The number one attribute shaping public opinion of the courts is television programming, said Agne, who suggested that courts would have to launch a $100 million dollar advertising campaign in order to have the impact on public perception that is established through a single episode of the television show “Law & Order.”

The survey revealed that certain realities must be accepted in order for courts to find opportunity to gain public support for restoring funding to pre-recession numbers.. First, strengthening the court system lags far behind other voter priorities such as schools, public transportation, law enforcement, and healthcare. Further, voters believe strongly that restoring money to state courts on a general basis is akin to “pour(ing) money into a broken system,” Agne said.

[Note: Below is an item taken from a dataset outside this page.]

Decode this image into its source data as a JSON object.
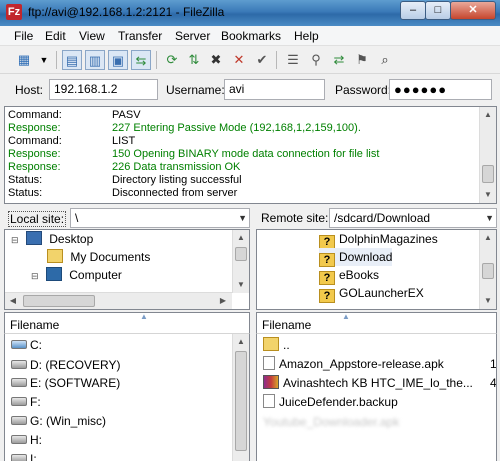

The way forward for courts to reshape public opinion lies in technology, the speaker noted. The public believes money could best be spent within the courts on new technology to reduce paperwork and create efficiencies, Agne said, a sentiment that by far outpaces the lowest perceived solution, which is hiring more staff. People strongly believe that courts must operate more efficiently, saving them time in their interactions with the judicial process, he noted. Saving people’s time equates to offering them respect. Demonstrating such respect, said Agne, is “an impression that will last.”